Estrogen and progesterone are female hormones that play important roles in a woman’s body. Falling levels cause a range of physical and emotional symptoms, including hot flushes, mood swings, and vaginal dryness.
The aim of HRT is to restore female hormone levels, which can bring relief to many women.
How to get started on HRT
Speak to a doctor if you’re interested in starting HRT.
You can usually begin HRT as soon as you start experiencing menopausal symptoms and will not usually need to have any tests first. However, a blood test to measure your hormone levels may be carried out if you’re aged 40 to 45. Blood tests may also be carried out to help diagnose suspected premature menopause if you’re under 40 and have menopausal symptoms.
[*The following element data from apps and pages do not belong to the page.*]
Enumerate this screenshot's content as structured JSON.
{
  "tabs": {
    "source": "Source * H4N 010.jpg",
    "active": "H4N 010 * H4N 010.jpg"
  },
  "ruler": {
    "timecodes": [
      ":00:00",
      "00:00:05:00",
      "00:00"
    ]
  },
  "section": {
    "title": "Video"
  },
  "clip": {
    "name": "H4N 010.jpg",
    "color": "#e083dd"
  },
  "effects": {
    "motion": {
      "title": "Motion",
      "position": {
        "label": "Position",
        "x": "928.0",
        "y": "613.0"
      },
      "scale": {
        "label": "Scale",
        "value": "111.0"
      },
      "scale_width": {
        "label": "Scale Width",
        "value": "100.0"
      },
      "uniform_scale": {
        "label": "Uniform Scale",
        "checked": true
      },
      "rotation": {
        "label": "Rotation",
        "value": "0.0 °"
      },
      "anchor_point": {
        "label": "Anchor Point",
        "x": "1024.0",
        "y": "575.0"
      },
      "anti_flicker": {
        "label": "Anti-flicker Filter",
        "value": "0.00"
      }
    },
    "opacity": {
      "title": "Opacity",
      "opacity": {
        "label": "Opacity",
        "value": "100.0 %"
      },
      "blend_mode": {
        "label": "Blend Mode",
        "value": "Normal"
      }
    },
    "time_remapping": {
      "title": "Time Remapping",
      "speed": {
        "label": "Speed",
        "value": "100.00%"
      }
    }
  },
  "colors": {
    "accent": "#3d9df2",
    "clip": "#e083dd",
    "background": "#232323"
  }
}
A doctor can explain the different types of HRT available and help you choose one that’s suitable for you.
Types of HRT
There are two main types of HRT:
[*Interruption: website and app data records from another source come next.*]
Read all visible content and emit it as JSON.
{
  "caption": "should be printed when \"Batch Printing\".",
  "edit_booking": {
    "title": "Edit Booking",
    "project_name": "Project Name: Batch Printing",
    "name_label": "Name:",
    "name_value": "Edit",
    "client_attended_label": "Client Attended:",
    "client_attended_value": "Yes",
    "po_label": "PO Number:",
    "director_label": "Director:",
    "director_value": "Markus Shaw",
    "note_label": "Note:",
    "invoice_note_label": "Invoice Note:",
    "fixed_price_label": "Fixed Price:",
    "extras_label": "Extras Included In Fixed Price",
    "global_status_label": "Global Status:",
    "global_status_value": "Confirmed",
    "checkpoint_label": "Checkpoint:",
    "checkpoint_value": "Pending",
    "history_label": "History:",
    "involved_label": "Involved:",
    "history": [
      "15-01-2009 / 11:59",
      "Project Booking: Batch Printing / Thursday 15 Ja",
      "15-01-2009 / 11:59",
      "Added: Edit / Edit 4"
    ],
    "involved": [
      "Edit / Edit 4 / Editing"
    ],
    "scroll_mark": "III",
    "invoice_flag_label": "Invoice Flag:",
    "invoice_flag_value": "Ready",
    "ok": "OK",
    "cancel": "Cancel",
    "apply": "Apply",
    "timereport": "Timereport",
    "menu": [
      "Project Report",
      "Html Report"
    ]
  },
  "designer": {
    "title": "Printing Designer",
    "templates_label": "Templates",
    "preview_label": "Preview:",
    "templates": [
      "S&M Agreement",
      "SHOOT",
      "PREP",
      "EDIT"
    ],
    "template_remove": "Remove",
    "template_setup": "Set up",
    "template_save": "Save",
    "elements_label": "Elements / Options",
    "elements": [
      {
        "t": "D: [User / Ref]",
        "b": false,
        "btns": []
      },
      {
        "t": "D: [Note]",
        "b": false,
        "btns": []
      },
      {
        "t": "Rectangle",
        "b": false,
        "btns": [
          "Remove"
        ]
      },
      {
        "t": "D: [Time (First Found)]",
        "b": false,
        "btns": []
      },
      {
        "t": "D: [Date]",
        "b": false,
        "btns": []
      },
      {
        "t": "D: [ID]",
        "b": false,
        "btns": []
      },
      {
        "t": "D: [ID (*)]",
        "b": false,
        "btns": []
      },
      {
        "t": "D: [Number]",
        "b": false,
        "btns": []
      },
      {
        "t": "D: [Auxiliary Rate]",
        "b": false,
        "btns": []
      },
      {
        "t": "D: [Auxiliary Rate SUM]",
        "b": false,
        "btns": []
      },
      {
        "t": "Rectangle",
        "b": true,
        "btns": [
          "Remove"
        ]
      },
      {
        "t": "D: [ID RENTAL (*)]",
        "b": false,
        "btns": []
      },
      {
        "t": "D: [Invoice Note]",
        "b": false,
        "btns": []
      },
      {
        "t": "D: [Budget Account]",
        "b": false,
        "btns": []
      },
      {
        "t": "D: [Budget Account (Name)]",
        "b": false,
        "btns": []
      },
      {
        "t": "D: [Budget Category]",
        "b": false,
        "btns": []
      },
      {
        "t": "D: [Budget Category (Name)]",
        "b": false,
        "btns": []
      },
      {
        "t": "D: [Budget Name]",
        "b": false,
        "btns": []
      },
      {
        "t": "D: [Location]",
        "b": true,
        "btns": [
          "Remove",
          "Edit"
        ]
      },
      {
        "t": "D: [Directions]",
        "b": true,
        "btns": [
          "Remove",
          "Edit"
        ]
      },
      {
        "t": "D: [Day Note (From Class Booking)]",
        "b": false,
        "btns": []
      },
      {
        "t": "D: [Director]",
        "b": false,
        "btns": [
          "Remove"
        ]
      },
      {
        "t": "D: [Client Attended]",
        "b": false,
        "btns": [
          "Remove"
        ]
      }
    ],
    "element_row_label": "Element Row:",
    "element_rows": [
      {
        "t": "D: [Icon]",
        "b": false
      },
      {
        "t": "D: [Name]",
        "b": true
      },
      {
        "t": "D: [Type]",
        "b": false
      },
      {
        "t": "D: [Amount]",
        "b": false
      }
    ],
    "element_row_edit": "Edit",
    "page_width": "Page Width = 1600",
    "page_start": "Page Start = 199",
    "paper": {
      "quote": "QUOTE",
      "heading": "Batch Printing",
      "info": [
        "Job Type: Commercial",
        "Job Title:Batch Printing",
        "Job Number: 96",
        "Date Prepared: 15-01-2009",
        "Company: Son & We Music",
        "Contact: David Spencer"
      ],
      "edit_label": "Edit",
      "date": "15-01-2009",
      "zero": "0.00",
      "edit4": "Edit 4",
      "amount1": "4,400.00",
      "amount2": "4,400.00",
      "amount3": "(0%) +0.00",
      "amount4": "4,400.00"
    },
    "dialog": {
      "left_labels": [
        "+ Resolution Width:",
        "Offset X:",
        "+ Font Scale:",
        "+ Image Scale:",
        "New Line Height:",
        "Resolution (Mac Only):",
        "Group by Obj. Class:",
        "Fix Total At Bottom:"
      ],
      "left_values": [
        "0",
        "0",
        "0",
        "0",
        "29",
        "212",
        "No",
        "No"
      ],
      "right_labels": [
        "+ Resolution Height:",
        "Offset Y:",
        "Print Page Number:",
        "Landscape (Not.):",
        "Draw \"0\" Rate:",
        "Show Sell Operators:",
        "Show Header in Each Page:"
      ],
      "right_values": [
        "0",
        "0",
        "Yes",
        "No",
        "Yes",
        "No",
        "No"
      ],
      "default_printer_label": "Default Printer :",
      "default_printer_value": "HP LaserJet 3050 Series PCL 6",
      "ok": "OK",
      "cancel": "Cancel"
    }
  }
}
Combined HRT (estrogen and progestogen) – for women who still have their wombs;
Estrogen-only HRT – for women who have had their womb removed in a hysterectomy.
There are several ways that estrogen can be taken, including:
- tablets – which can be taken by mouth;
- a patch that you stick on your skin;
- an implant – under local anesthetic;
- estrogen gel – which is applied to the skin and absorbed;
- estrogen spray — which is applied to the forearm.
When required to protect the womb lining from being stimulated by estrogen, a progestogen is available as:
- combined with estrogen in tablets;
- combined with estrogen in patches;
- separately as tablets or a progestogen releasing coil.
Choosing the right HRT for you
It is important to find the correct HRT to help your symptoms.
A low dose of HRT hormones is usually prescribed, to begin with. If you need to, you can increase your dose at a later stage.
Once you’ve started HRT, it’s best to take it for a few months to see if it works well for you. If not, you can try a different type or increase the dose. It’s really important that you talk to a doctor if you have any problems with HRT.
When HRT is not suitable
HRT may not be suitable, or a specialist opinion may be needed if you:
- have a history of breast cancer, ovarian cancer, or womb (uterus) cancer;
- have a history of blood clots, tablet HRT is not recommended but taking HRT through the skin can be considered;
- have a history of heart disease or stroke;
- have untreated high blood pressure – your blood pressure will need to be controlled before you can start HRT;
- have liver disease;
- are pregnant or breastfeeding.
In these circumstances, a different type of medication may be prescribed to help manage your menopausal symptoms.
Side effects of HRT
Both hormones used in hormone replacement therapy (HRT), estrogen and progestogen, have side effects.
Side effects usually improve over time, so it’s best to try the treatment plan you have been prescribed for at least 3 months.
If side effects continue after this time, see a doctor so your treatment plan can be reviewed.
Hormones used in HRT can have associated side effects, including:
- fluid retention;
- breast tenderness or swelling;
- vaginal bleeding.
If side effects persist, a doctor may recommend an alternative treatment plan.
Many women believe taking HRT will make them put on weight, but there is no evidence that this is the case.
You may gain some weight during menopause, but this often happens whether you take HRT or not.
Exercising regularly and eating a healthy diet can help you to maintain a healthy weight.
Understanding the benefits and risks
Recent findings show that although not completely risk-free, HRT remains the most effective solution for helping with symptoms of menopause and is also effective for the prevention of osteoporosis. It may also provide protection against heart disease.
When deciding whether to have hormone replacement therapy (HRT), it is also important to understand the risks.
If you would like to start HRT, it is a good idea to have an initial discussion with a doctor. They can discuss the risks and benefits with you, so you can decide what is right for you.
Every woman experiences menopause differently, so there is no way of knowing how long symptoms will last and so how long HRT will need to be taken. Some women who have continued symptoms into the longer term may need to keep taking HRT to help with symptoms and good quality of life.
When to stop taking HRT
Most women are able to stop taking HRT after their menopausal symptoms finish, which is usually two to five years after they start (but in some cases this can be longer).
Gradually decreasing your HRT dose is usually recommended, rather than stopping suddenly. You may find that your menopausal symptoms come back after you stop HRT, but these should pass within a few months.
Non-urgent advice: Speak to a doctor if:
- you have symptoms that persist for several months after you stop HRT;
- you have particularly severe symptoms.
Treatment may need to be restarted, usually at a lower dose.
After you have stopped HRT, you may still need help to manage vaginal dryness and prevent osteoporosis.
Cream, lubricants, and local estrogen preparations are available for vaginal dryness and discomfort. You don’t need to suffer from vaginal dryness and discomfort without treatment.
Please contact one of our qualified experts to apply for a free consultation if required.